Toronto Pearson Airport is like a small city, with approximately 50,000 employees and nearly 50 million passengers moving through its terminals and runways every year—which is why the transportation hub has its own full-service fire department.

The fire department works out of three fire halls and responds to about 6,000 events every year, according to Platoon Chief David Spratt.

“Those range from a medical event up to an aircraft incident,” he said.

The crews also respond to calls like fuel and chemical spills, vehicle collisions or equipment and structure fires.

Last month, Toronto Pearson Fire and Emergency Services took delivery of two brand new Rosenbauer Panther 6x6 crash fire trucks and another two coming by the end of 2020.

Rosenbauer Panther
A Rosenbauer Panther 6x6 crash fire truck is seen at Toronto Pearson Airport. (Tom Podolec/CTV News Toronto)

The Rosenbauer Panther 6x6 trucks can spray water almost 200 feet and move enough water to fill an average-sized swimming pool in just 10 minutes. They can also go off-road and climb a hill with a 50 per cent incline fully loaded.

"Every time you see one of these trucks out on the apron areas, as you're travelling to and from, in and out, of Toronto Pearson it doesn't always mean it's a life and death situation.”
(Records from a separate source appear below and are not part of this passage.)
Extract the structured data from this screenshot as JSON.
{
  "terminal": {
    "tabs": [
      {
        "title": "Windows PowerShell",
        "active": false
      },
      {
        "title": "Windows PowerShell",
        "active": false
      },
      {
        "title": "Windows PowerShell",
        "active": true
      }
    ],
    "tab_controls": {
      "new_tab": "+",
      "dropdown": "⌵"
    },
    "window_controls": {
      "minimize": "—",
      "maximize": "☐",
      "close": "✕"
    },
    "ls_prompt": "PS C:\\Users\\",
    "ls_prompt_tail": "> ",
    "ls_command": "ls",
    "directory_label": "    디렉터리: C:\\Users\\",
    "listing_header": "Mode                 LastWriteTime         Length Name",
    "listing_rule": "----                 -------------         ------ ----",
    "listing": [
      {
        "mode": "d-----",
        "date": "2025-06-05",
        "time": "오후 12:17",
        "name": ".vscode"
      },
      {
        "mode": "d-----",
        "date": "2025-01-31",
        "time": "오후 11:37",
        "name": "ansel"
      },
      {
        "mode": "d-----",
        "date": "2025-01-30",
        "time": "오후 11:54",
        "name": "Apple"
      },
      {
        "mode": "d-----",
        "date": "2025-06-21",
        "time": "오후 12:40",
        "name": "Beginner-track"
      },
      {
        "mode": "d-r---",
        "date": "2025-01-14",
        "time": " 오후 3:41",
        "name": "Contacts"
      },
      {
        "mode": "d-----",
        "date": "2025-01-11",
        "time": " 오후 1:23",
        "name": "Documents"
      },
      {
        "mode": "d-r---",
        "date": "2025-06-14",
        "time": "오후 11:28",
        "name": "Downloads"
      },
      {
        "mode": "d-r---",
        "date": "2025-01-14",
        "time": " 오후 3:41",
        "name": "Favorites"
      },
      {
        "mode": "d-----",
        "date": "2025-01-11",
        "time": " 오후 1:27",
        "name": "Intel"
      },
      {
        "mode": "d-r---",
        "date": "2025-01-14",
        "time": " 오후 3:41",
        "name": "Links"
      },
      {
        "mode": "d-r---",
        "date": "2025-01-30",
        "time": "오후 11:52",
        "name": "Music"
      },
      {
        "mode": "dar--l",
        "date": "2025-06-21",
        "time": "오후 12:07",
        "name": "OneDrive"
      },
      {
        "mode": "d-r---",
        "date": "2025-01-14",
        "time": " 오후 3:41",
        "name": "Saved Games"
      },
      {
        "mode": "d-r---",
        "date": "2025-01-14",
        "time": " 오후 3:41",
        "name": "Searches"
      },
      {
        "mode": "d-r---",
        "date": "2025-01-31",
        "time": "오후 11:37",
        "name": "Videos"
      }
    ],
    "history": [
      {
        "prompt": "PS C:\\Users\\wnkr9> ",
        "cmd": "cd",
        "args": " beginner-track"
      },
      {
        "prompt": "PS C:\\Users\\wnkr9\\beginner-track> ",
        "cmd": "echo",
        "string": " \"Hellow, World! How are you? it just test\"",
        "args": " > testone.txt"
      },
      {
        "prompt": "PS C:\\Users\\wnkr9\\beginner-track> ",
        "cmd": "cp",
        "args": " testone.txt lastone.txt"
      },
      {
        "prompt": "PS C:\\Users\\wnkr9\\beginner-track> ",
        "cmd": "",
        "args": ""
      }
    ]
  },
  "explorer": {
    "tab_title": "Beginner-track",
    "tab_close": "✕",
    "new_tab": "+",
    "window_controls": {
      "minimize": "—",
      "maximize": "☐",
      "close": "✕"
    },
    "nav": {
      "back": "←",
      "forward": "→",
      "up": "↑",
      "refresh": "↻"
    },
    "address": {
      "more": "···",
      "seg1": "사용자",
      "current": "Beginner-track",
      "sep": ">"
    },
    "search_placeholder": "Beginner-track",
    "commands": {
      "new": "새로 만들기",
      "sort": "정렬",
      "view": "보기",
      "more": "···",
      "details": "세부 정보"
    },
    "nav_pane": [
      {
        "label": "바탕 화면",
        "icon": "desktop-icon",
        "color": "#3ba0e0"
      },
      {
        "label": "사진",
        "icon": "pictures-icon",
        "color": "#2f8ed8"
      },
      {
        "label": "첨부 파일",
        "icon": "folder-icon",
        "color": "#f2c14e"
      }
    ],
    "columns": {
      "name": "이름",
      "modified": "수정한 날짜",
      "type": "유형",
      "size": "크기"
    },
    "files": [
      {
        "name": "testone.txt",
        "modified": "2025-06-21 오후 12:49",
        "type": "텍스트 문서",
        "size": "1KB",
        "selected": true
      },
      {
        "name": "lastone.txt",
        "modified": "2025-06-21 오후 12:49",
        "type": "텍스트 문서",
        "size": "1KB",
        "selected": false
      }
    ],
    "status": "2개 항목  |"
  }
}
“Because an aircraft incident can evolve into a major incident quite quickly, we do go on standby for a lot of non-emergency events... we are there as a safety role."

Karlo Groenewg
Karlo Groenewg, an ARFF Specialist, is seen with firefighters in a Rosenbauer Panthers 6x6 truck. (Tom Podolec/CTV News Toronto)

Major aircraft incidents are very rare. While training Toronto Pearson firefighters, Karlo Groenewg, ARFF Specialist with Rosenbauer, said that "less than 1 per cent of you will ever shoot on a fire, that's good, means that planes aren't crashing every day, right?”

"Safety is our number one priority here at Toronto Pearson Airport," said Steve Denes, Associate Director, Capital Restoration, and Greater Toronto Airport Authority.

Denes said that as the new trucks are put into service, the older trucks "will be cycled out to our Fire and Emergency Services Training Institute, where firefighters undergo initial and recurring training."

The new fire trucks will enter full service later this fall after firefighter training is completed.